Source records:
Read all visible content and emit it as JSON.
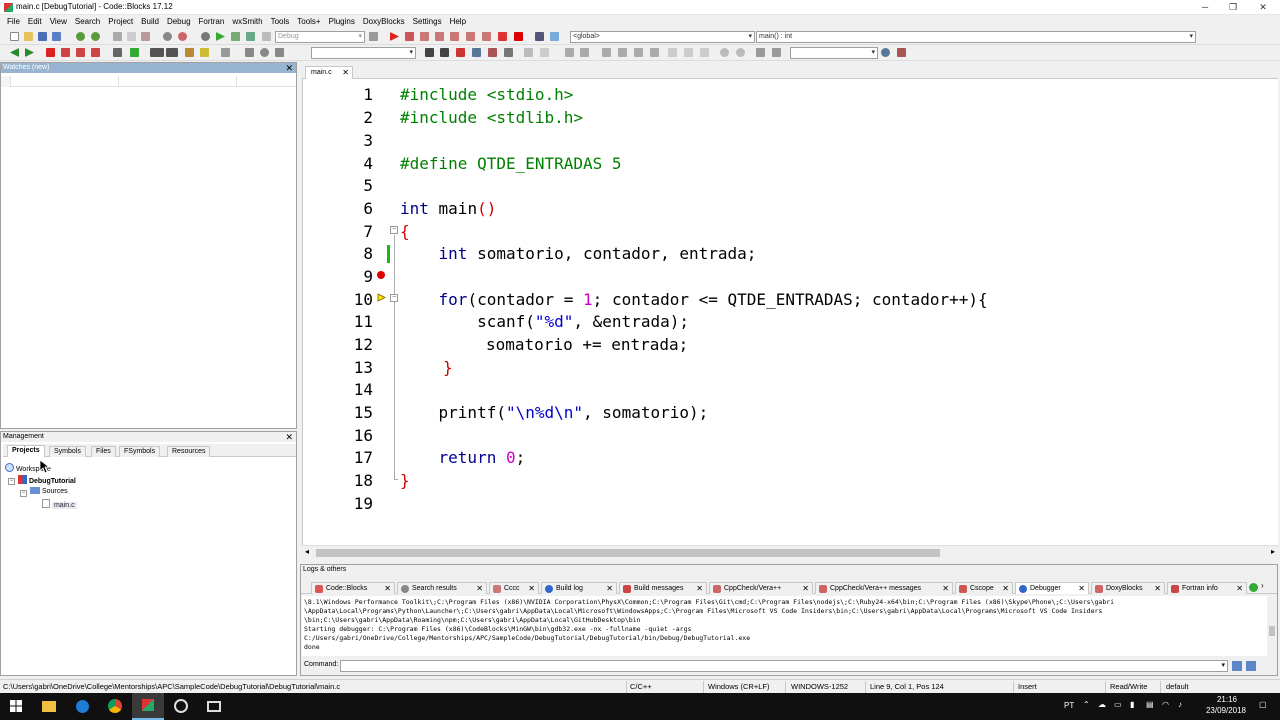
{
  "window": {
    "title": "main.c [DebugTutorial] - Code::Blocks 17.12",
    "minimize": "─",
    "maximize": "❐",
    "close": "✕"
  },
  "menu": [
    "File",
    "Edit",
    "View",
    "Search",
    "Project",
    "Build",
    "Debug",
    "Fortran",
    "wxSmith",
    "Tools",
    "Tools+",
    "Plugins",
    "DoxyBlocks",
    "Settings",
    "Help"
  ],
  "toolbar": {
    "build_target": "Debug",
    "scope": "<global>",
    "function": "main() : int"
  },
  "watches": {
    "title": "Watches (new)"
  },
  "management": {
    "title": "Management",
    "tabs": [
      "Projects",
      "Symbols",
      "Files",
      "FSymbols",
      "Resources"
    ],
    "tree": {
      "workspace": "Workspace",
      "project": "DebugTutorial",
      "folder": "Sources",
      "file": "main.c"
    }
  },
  "editor": {
    "tab_label": "main.c",
    "line_numbers": [
      "1",
      "2",
      "3",
      "4",
      "5",
      "6",
      "7",
      "8",
      "9",
      "10",
      "11",
      "12",
      "13",
      "14",
      "15",
      "16",
      "17",
      "18",
      "19"
    ],
    "code": {
      "l1": "#include <stdio.h>",
      "l2": "#include <stdlib.h>",
      "l4": "#define QTDE_ENTRADAS 5",
      "l6_kw": "int",
      "l6_rest": " main",
      "l6_paren": "()",
      "l7": "{",
      "l8_kw": "int",
      "l8_rest": " somatorio, contador, entrada;",
      "l10_kw": "for",
      "l10_a": "(contador = ",
      "l10_num": "1",
      "l10_b": "; contador <= QTDE_ENTRADAS; contador++){",
      "l11_a": "scanf(",
      "l11_str": "\"%d\"",
      "l11_b": ", &entrada);",
      "l12": "somatorio += entrada;",
      "l13": "}",
      "l15_a": "printf(",
      "l15_str": "\"\\n%d\\n\"",
      "l15_b": ", somatorio);",
      "l17_kw": "return",
      "l17_num": "0",
      "l17_semi": ";",
      "l18": "}"
    }
  },
  "logs": {
    "title": "Logs & others",
    "tabs": [
      "Code::Blocks",
      "Search results",
      "Cccc",
      "Build log",
      "Build messages",
      "CppCheck/Vera++",
      "CppCheck/Vera++ messages",
      "Cscope",
      "Debugger",
      "DoxyBlocks",
      "Fortran info"
    ],
    "active_tab": "Debugger",
    "lines": [
      "\\8.1\\Windows Performance Toolkit\\;C:\\Program Files (x86)\\NVIDIA Corporation\\PhysX\\Common;C:\\Program Files\\Git\\cmd;C:\\Program Files\\nodejs\\;C:\\Ruby24-x64\\bin;C:\\Program Files (x86)\\Skype\\Phone\\;C:\\Users\\gabri",
      "\\AppData\\Local\\Programs\\Python\\Launcher\\;C:\\Users\\gabri\\AppData\\Local\\Microsoft\\WindowsApps;C:\\Program Files\\Microsoft VS Code Insiders\\bin;C:\\Users\\gabri\\AppData\\Local\\Programs\\Microsoft VS Code Insiders",
      "\\bin;C:\\Users\\gabri\\AppData\\Roaming\\npm;C:\\Users\\gabri\\AppData\\Local\\GitHubDesktop\\bin",
      "Starting debugger: C:\\Program Files (x86)\\CodeBlocks\\MinGW\\bin\\gdb32.exe -nx -fullname -quiet  -args",
      "C:/Users/gabri/OneDrive/College/Mentorships/APC/SampleCode/DebugTutorial/DebugTutorial/bin/Debug/DebugTutorial.exe",
      "done"
    ],
    "command_label": "Command:"
  },
  "status": {
    "path": "C:\\Users\\gabri\\OneDrive\\College\\Mentorships\\APC\\SampleCode\\DebugTutorial\\DebugTutorial\\main.c",
    "language": "C/C++",
    "eol": "Windows (CR+LF)",
    "encoding": "WINDOWS-1252",
    "position": "Line 9, Col 1, Pos 124",
    "mode": "Insert",
    "access": "Read/Write",
    "theme": "default"
  },
  "taskbar": {
    "lang": "PT",
    "time": "21:16",
    "date": "23/09/2018"
  },
  "colors": {
    "preprocessor": "#008000",
    "keyword": "#00008b",
    "number": "#cc00cc",
    "string": "#0000cc",
    "operator": "#cc0000",
    "breakpoint": "#e00000",
    "changed_line": "#1db61d"
  }
}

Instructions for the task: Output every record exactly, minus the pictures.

Solution for this task:
Read all visible content and emit it as JSON.
{
  "window": {
    "title": "main.c [DebugTutorial] - Code::Blocks 17.12",
    "minimize": "─",
    "maximize": "❐",
    "close": "✕"
  },
  "menu": [
    "File",
    "Edit",
    "View",
    "Search",
    "Project",
    "Build",
    "Debug",
    "Fortran",
    "wxSmith",
    "Tools",
    "Tools+",
    "Plugins",
    "DoxyBlocks",
    "Settings",
    "Help"
  ],
  "toolbar": {
    "build_target": "Debug",
    "scope": "<global>",
    "function": "main() : int"
  },
  "watches": {
    "title": "Watches (new)"
  },
  "management": {
    "title": "Management",
    "tabs": [
      "Projects",
      "Symbols",
      "Files",
      "FSymbols",
      "Resources"
    ],
    "tree": {
      "workspace": "Workspace",
      "project": "DebugTutorial",
      "folder": "Sources",
      "file": "main.c"
    }
  },
  "editor": {
    "tab_label": "main.c",
    "line_numbers": [
      "1",
      "2",
      "3",
      "4",
      "5",
      "6",
      "7",
      "8",
      "9",
      "10",
      "11",
      "12",
      "13",
      "14",
      "15",
      "16",
      "17",
      "18",
      "19"
    ],
    "code": {
      "l1": "#include <stdio.h>",
      "l2": "#include <stdlib.h>",
      "l4": "#define QTDE_ENTRADAS 5",
      "l6_kw": "int",
      "l6_rest": " main",
      "l6_paren": "()",
      "l7": "{",
      "l8_kw": "int",
      "l8_rest": " somatorio, contador, entrada;",
      "l10_kw": "for",
      "l10_a": "(contador = ",
      "l10_num": "1",
      "l10_b": "; contador <= QTDE_ENTRADAS; contador++){",
      "l11_a": "scanf(",
      "l11_str": "\"%d\"",
      "l11_b": ", &entrada);",
      "l12": "somatorio += entrada;",
      "l13": "}",
      "l15_a": "printf(",
      "l15_str": "\"\\n%d\\n\"",
      "l15_b": ", somatorio);",
      "l17_kw": "return",
      "l17_num": "0",
      "l17_semi": ";",
      "l18": "}"
    }
  },
  "logs": {
    "title": "Logs & others",
    "tabs": [
      "Code::Blocks",
      "Search results",
      "Cccc",
      "Build log",
      "Build messages",
      "CppCheck/Vera++",
      "CppCheck/Vera++ messages",
      "Cscope",
      "Debugger",
      "DoxyBlocks",
      "Fortran info"
    ],
    "active_tab": "Debugger",
    "lines": [
      "\\8.1\\Windows Performance Toolkit\\;C:\\Program Files (x86)\\NVIDIA Corporation\\PhysX\\Common;C:\\Program Files\\Git\\cmd;C:\\Program Files\\nodejs\\;C:\\Ruby24-x64\\bin;C:\\Program Files (x86)\\Skype\\Phone\\;C:\\Users\\gabri",
      "\\AppData\\Local\\Programs\\Python\\Launcher\\;C:\\Users\\gabri\\AppData\\Local\\Microsoft\\WindowsApps;C:\\Program Files\\Microsoft VS Code Insiders\\bin;C:\\Users\\gabri\\AppData\\Local\\Programs\\Microsoft VS Code Insiders",
      "\\bin;C:\\Users\\gabri\\AppData\\Roaming\\npm;C:\\Users\\gabri\\AppData\\Local\\GitHubDesktop\\bin",
      "Starting debugger: C:\\Program Files (x86)\\CodeBlocks\\MinGW\\bin\\gdb32.exe -nx -fullname -quiet  -args",
      "C:/Users/gabri/OneDrive/College/Mentorships/APC/SampleCode/DebugTutorial/DebugTutorial/bin/Debug/DebugTutorial.exe",
      "done"
    ],
    "command_label": "Command:"
  },
  "status": {
    "path": "C:\\Users\\gabri\\OneDrive\\College\\Mentorships\\APC\\SampleCode\\DebugTutorial\\DebugTutorial\\main.c",
    "language": "C/C++",
    "eol": "Windows (CR+LF)",
    "encoding": "WINDOWS-1252",
    "position": "Line 9, Col 1, Pos 124",
    "mode": "Insert",
    "access": "Read/Write",
    "theme": "default"
  },
  "taskbar": {
    "lang": "PT",
    "time": "21:16",
    "date": "23/09/2018"
  },
  "colors": {
    "preprocessor": "#008000",
    "keyword": "#00008b",
    "number": "#cc00cc",
    "string": "#0000cc",
    "operator": "#cc0000",
    "breakpoint": "#e00000",
    "changed_line": "#1db61d"
  }
}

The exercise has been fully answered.